Each condition comes with specific key characteristics.


- In autism, these are difficulties with social communication and interaction (with neurotypical people), obsessive interests and rigidity.
- People with ADHD have trouble with planning, focus and time management.
- Dyslexia is characterised by challenges with reading and writing.
- Dyspraxic people have difficulty with movement and sequences.
- People with dyscalculia have trouble with numbers.

Each of those challenges comes with a benefit – and in the workplace, the benefit will generally outweigh the challenge.

For example, you might find the way an autistic talks to be strange, but the advantage of that is that we tend to always be clear in our communication, because we're not very good at nuance or euphemisms. Our love of order and logic will extend to a methodical way of working, and a commitment to doing every job properly.
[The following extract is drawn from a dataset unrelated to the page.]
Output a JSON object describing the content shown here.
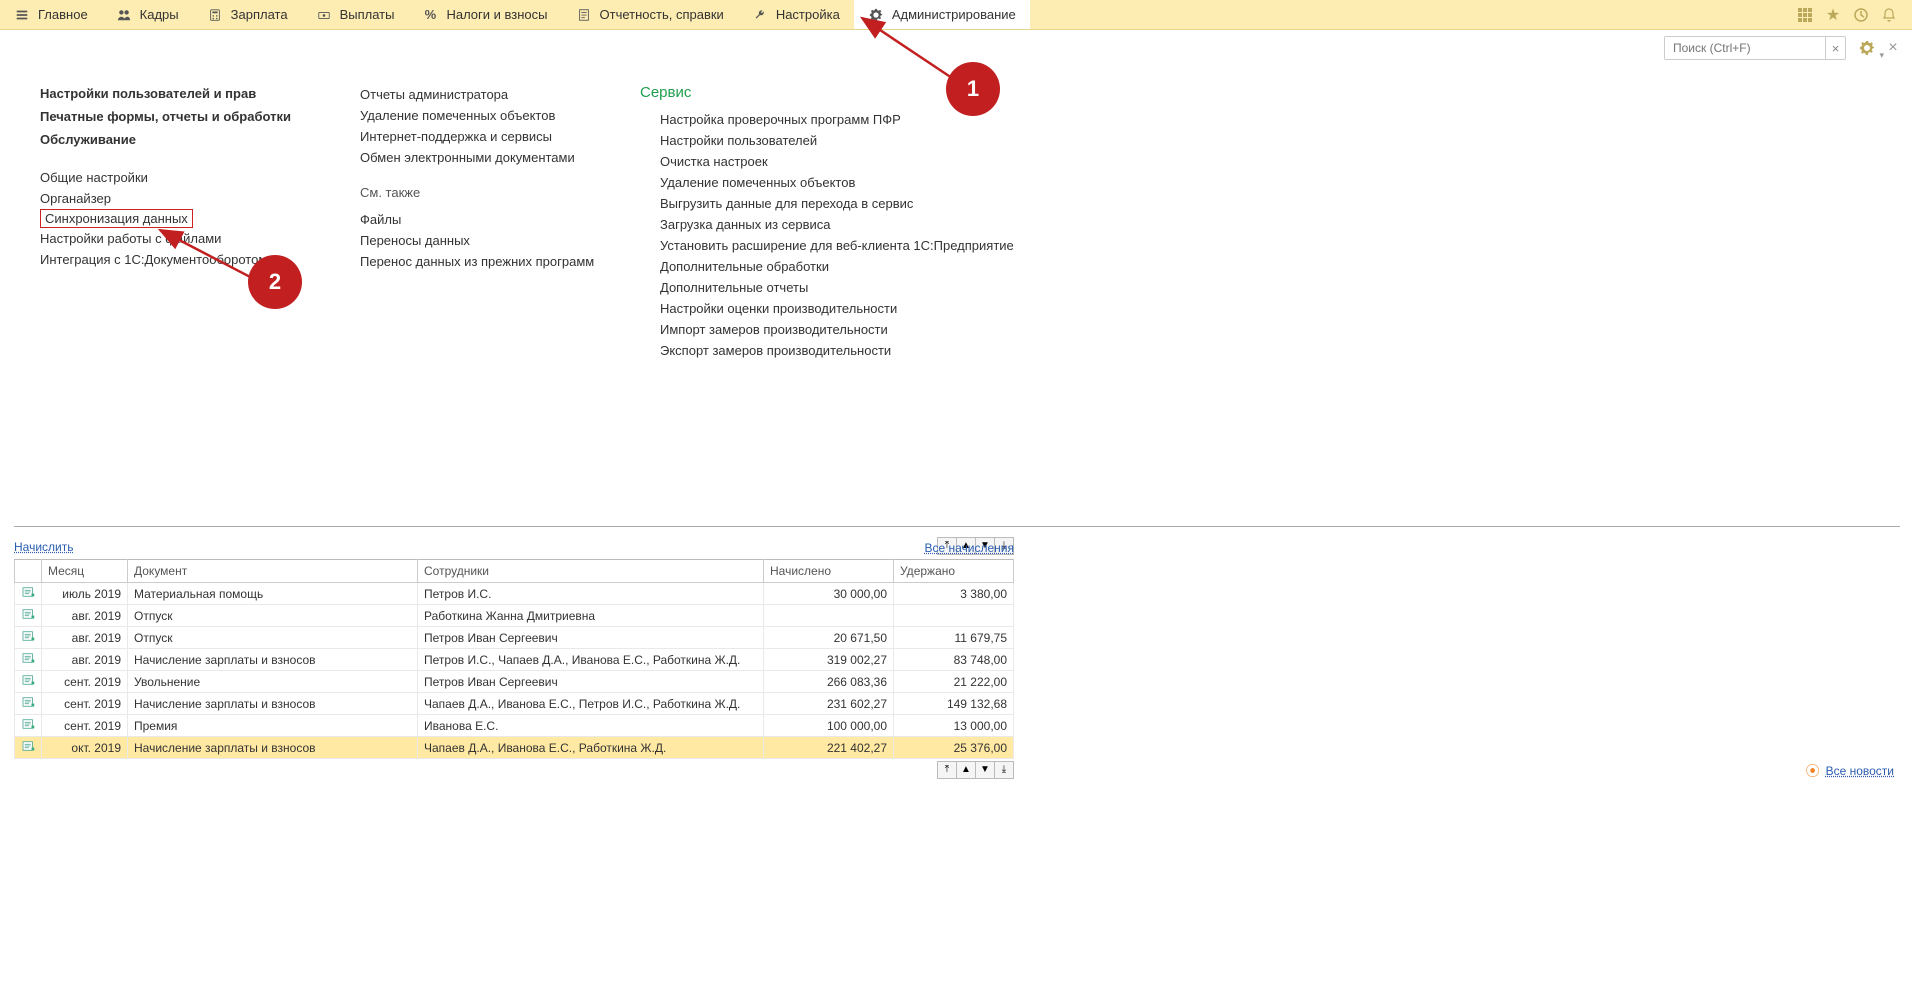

You might think an ADHD person is unable to focus. But one of our strengths is that we can hyperfocus – and when we do that, we're able to work much faster than our peers. People with ADHD are also good at multi-tasking and work well under pressure.

A dyslexic might need extra support because of their challenges with reading and writing. But you will find that they sometimes work faster because of their ability to detect patterns, make connections, think visually and understand spatial information in a way that others can't.

Sometimes companies fear that employing a neurodiverse person might be difficult and expensive. They fear that the adaptations the neurodiverse employee requires will have a negative effect on the rest of the workplace. But actually, research shows the reverse is true. Inclusive workplaces have lower staff absence and improved performance (Harvard Business Review, 2019). When you make an accommodation for one individual, the entire workplace benefits.

59% of adaptations that are made for neurodiverse employees cost nothing at all (US Job Accommodation Network). Many of the remainder are low-cost and easy to implement. Being inclusive towards neurodiverse people doesn't have to be expensive. And others benefit from these adaptations – for example, allowing staff to work flexibly benefits all kinds of people, not just the neurodiverse.

And the economic benefits are enormous. Neurodiverse employees are a staggering 30% to 50% more productive than neurotypical people (Harvard Business Review, JPMorgan). This is due to our ability to learn very quickly, and work to our strengths. Being productive is down to our creativity, insight and incredible problem-solving skills.

The biggest advantage of understanding neurodiversity is that having a variety of people in your workplace who understand and play to each other's strengths multiplies the individual advantages – and that extends to neurotypical people too. Working in teams, you might have an autistic person paired with someone with ADHD so they can inspire, balance and support each other, or you could have someone who is very detail-focused working alongside a dyslexic, so that together, they can produce extraordinary work.

So if you've been thinking about being more inclusive to neurodiverse people, now is the time. Like everyone else, we have specific needs and we may have challenges – but those are far, far outweighed by the enormous benefits.


Author: Rachel Morgan-Trimmer is a neurodiverse coach and consultant who runs training workshops online and worldwide for companies who want to be more inclusive. www.sparkleclass.com

Series Editors: Ezree Ebrahim, Head Business Development (Healthcare), Absolute Health Group. For Further information, please contact: ezree.ebrahim@akesisoncology.com

Christopher F. Bruton, Executive Director, Dataconsult Ltd, chris@dataconsult.co.th Dataconsult’s Thailand Regional Forum provides seminars and extensive documentation to update business on future trends in Thailand and in the Mekong Region.